41 Journal of Marriage and Family 51 (1979)
This study tests the common assertion that women, especially upper middle-class housewives, vicariously experience their husbands’ success. Our findings for 121 mostly upper middle-class housewives disprove this assertion. Husbands’ success does positively affect a housewife’s self-esteem, but only indirectly, through its effect on perceived marital success. Only husband’s income has a direct positive effect on self-esteem, while other successes of the husband actually lower her self-esteem. These findings, made more dramatic by a comparison with professional married women for whom none of the above effects appear, demonstrate the ambiguous impact traditional marriage has on women. Since marriage is traditionally a basis for a woman’s identity, successful marriage increases her feelings of worth. However, the specific role arrangement may reduce her feelings of personal competence.
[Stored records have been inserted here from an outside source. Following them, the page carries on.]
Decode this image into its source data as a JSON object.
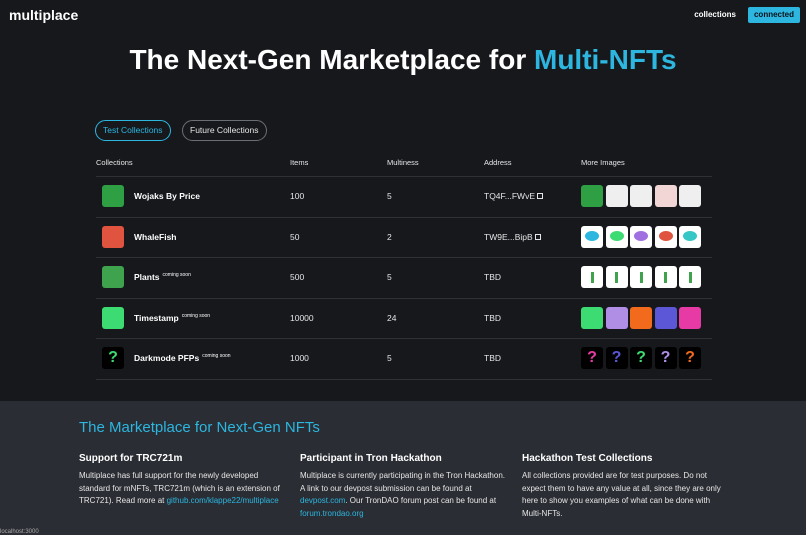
{
  "nav": {
    "brand": "multiplace",
    "collections_link": "collections",
    "connected_button": "connected"
  },
  "hero": {
    "title_prefix": "The Next-Gen Marketplace for ",
    "title_accent": "Multi-NFTs"
  },
  "tabs": [
    {
      "label": "Test Collections"
    },
    {
      "label": "Future Collections"
    }
  ],
  "table": {
    "headers": [
      "Collections",
      "Items",
      "Multiness",
      "Address",
      "More Images"
    ],
    "rows": [
      {
        "name": "Wojaks By Price",
        "badge": "",
        "items": "100",
        "multiness": "5",
        "address": "TQ4F...FWvE",
        "thumb_color": "#2ea043",
        "images": [
          {
            "icon": "green-wojak"
          },
          {
            "icon": "wojak-sketch"
          },
          {
            "icon": "wojak-sketch"
          },
          {
            "icon": "wojak-red"
          },
          {
            "icon": "wojak-sketch"
          }
        ]
      },
      {
        "name": "WhaleFish",
        "badge": "",
        "items": "50",
        "multiness": "2",
        "address": "TW9E...BipB",
        "thumb_color": "#e0533f",
        "images": [
          {
            "icon": "whale-blue"
          },
          {
            "icon": "whale-green"
          },
          {
            "icon": "whale-purple"
          },
          {
            "icon": "whale-red"
          },
          {
            "icon": "whale-teal"
          }
        ]
      },
      {
        "name": "Plants",
        "badge": "coming soon",
        "items": "500",
        "multiness": "5",
        "address": "TBD",
        "thumb_color": "#3fa34d",
        "images": [
          {
            "icon": "plant-seed"
          },
          {
            "icon": "plant-sprout"
          },
          {
            "icon": "plant-small"
          },
          {
            "icon": "plant-grown"
          },
          {
            "icon": "plant-flower"
          }
        ]
      },
      {
        "name": "Timestamp",
        "badge": "coming soon",
        "items": "10000",
        "multiness": "24",
        "address": "TBD",
        "thumb_color": "#3ddc72",
        "images": [
          {
            "icon": "swatch-green",
            "color": "#3ddc72"
          },
          {
            "icon": "swatch-lavender",
            "color": "#b08ee6"
          },
          {
            "icon": "swatch-orange",
            "color": "#f26a1b"
          },
          {
            "icon": "swatch-indigo",
            "color": "#5b57d6"
          },
          {
            "icon": "swatch-pink",
            "color": "#e83aa5"
          }
        ]
      },
      {
        "name": "Darkmode PFPs",
        "badge": "coming soon",
        "items": "1000",
        "multiness": "5",
        "address": "TBD",
        "thumb_color": "#3ddc72",
        "images": [
          {
            "icon": "question-pink",
            "color": "#e83aa5"
          },
          {
            "icon": "question-indigo",
            "color": "#5b57d6"
          },
          {
            "icon": "question-green",
            "color": "#3ddc72"
          },
          {
            "icon": "question-lavender",
            "color": "#b08ee6"
          },
          {
            "icon": "question-orange",
            "color": "#f26a1b"
          }
        ]
      }
    ]
  },
  "footer": {
    "title": "The Marketplace for Next-Gen NFTs",
    "columns": [
      {
        "heading": "Support for TRC721m",
        "text_before": "Multiplace has full support for the newly developed standard for mNFTs, TRC721m (which is an extension of TRC721). Read more at ",
        "link1": "github.com/klappe22/multiplace",
        "text_middle": "",
        "link2": ""
      },
      {
        "heading": "Participant in Tron Hackathon",
        "text_before": "Multiplace is currently participating in the Tron Hackathon. A link to our devpost submission can be found at ",
        "link1": "devpost.com",
        "text_middle": ". Our TronDAO forum post can be found at ",
        "link2": "forum.trondao.org"
      },
      {
        "heading": "Hackathon Test Collections",
        "text_before": "All collections provided are for test purposes. Do not expect them to have any value at all, since they are only here to show you examples of what can be done with Multi-NFTs.",
        "link1": "",
        "text_middle": "",
        "link2": ""
      }
    ]
  },
  "status": {
    "url": "localhost:3000"
  },
  "colors": {
    "accent": "#2cb6e0",
    "background": "#16181c",
    "footer_bg": "#2a2d33"
  }
}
Bernstein, Ilene Nagel; Macke, Anne Statham; and Bohrnstedt, George W., "Housewives' Self-Esteem and their Husbands' Success: The Myth of Vicarious Involvement" (1979). Articles by Maurer Faculty. Paper 2082.